Electricity is a pre-requisite for economic development, just like clean water. One African company, d.light, provides clean energy for remote villages

Margaret Anyango used to lose money on her fruit and vegetable store, because without electric lights she couldn’t stay open for late-night shoppers. Now she has light from a solar-powered d.light kit and she’s doing good business. “My customers can always see my shop is open, even from a distance,” she says. “When I close, it is because I want to rest. Not because there is no light.”

Electricity is crucial to Africa’s growth, yet vast areas of the continent remain unconnected to the grid or chronically underserved by expensive and unreliable power. Current estimates put the number of people without electricity in Africa at around 600 million people. As Margaret’s story shows, the grid is not the only solution.

d.light provides a range of solar-powered, off-grid electricity products, which are improving lives across Africa. They start with solar powered lanterns and torches, but also include complete home kits for lighting, television, radio and mobile phone charging. All are clean power and cost around one third of the mains equivalent. Importantly, d.light products eliminate the need for dirty, pricy and unreliable diesel generators and kerosene lamps, which are health and safety hazards.


Africa electricity gets EU backing

d.light was born out of tragedy. In 2004, founder Sam Goldman was working as a volunteer in Benin, when his 15-year-old neighbour was badly burned by an accident with a kerosene lamp. Sam was devastated and resolved to do something to prevent such needless deaths from occurring.

“We’re present in Kenya, we’re present in Africa, but our target market is simply those who don’t have a reliable source of energy, and those who are outside of the grid,” says Geoffrey Aswani, d.light Territory Sales Manager for Nairobi.

The company is growing quickly and the European Investment Bank is investing EUR 25 million from the ACP Impact Financing Envelope to help d.light expand further. In a few years, they have reached 200,000 customers in Kenya, and estimate that their products have improved the lives of about 83 million people across 62 countries around the world.


‘It has made me happy’

Josephine Wanjiru and her family live in Joska, around an hour’s drive from Nairobi, at least when the traffic isn’t too bad. “I work part-time in my family’s butchery, where we sell meat and we make, cook and sell samosas,” the 26-year-old says. “Before, we used to close at around 10, but now with d.light we close at around 12. So it means that we make more money than before. The profit margin has increased, and the money that we save, we reinvest in our business.”

D.light is not only about helping businesses stay open longer. As a young mother and a part-time student who commutes to Nairobi on most afternoons for her classes in IT, Josephine works very long days. She also appreciates having guaranteed light to study at home.

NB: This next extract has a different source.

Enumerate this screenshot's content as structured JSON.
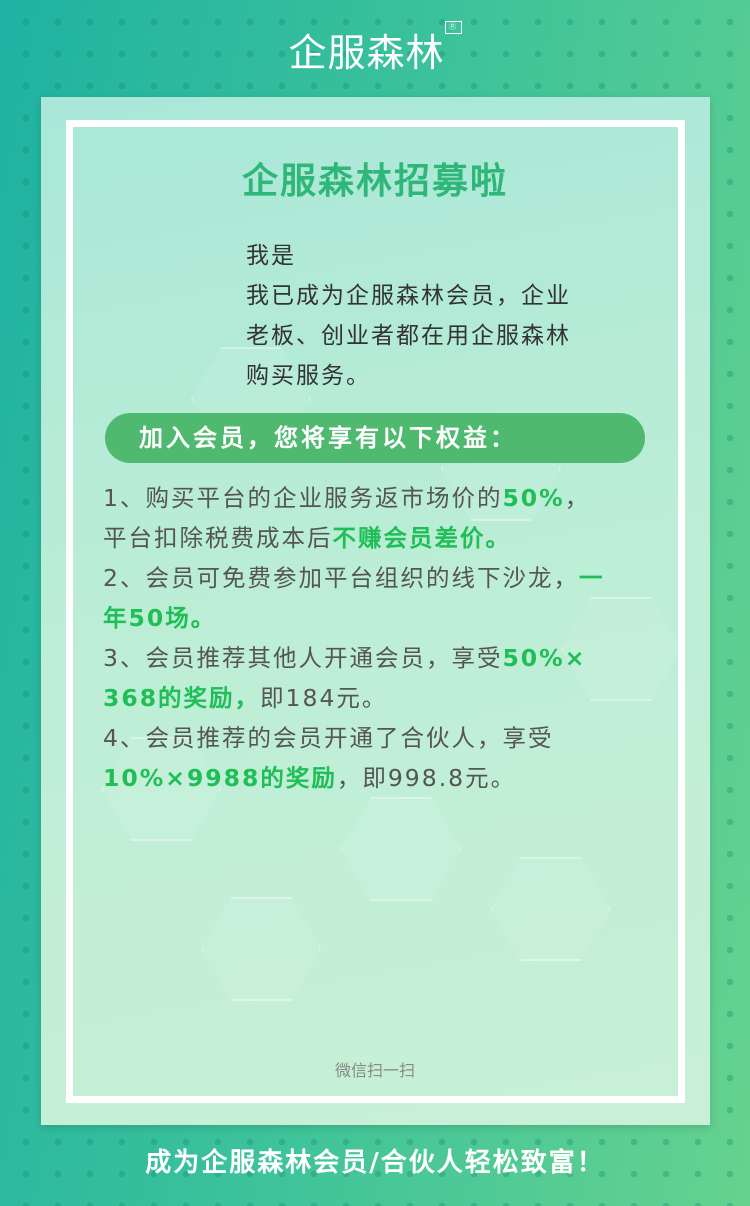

Another d.light customer, Catherine Maina, lives with her husband outside Joska in the countryside. They are retired, but they have a few cows and produce milk. The family home, still under construction, is a labour of love. It’s also a meeting point for Catherine’s children and grandchildren, who often visit from Nairobi.

The location feels a world away from the sprawling, hectic, crowded capital. This has its drawbacks, though. “We used to travel very far just to charge our mobile phones,” says Catherine, a former designer. “Can you imagine walking three kilometres just to do that? Now we have lights, we have television and I can just charge my phone at home. It has saved me time. It has made me happy and comfortable.”


Future for Africa electricity

d.light’s systems are clean, affordable, reliable—and they make use of Africa’s plentiful bright sunshine. The Kenyan government has established an ambitious programme to electrify the whole country. Coupled with the serious strides Kenya is making in generation from renewables including geothermal power, the government’s ambition is not far-fetched.

On this vast continent, the only way to achieve energy for everyone will be through a mix of large infrastructure and small, smart solutions like d.light that are tailor-made to meet the needs of everyone.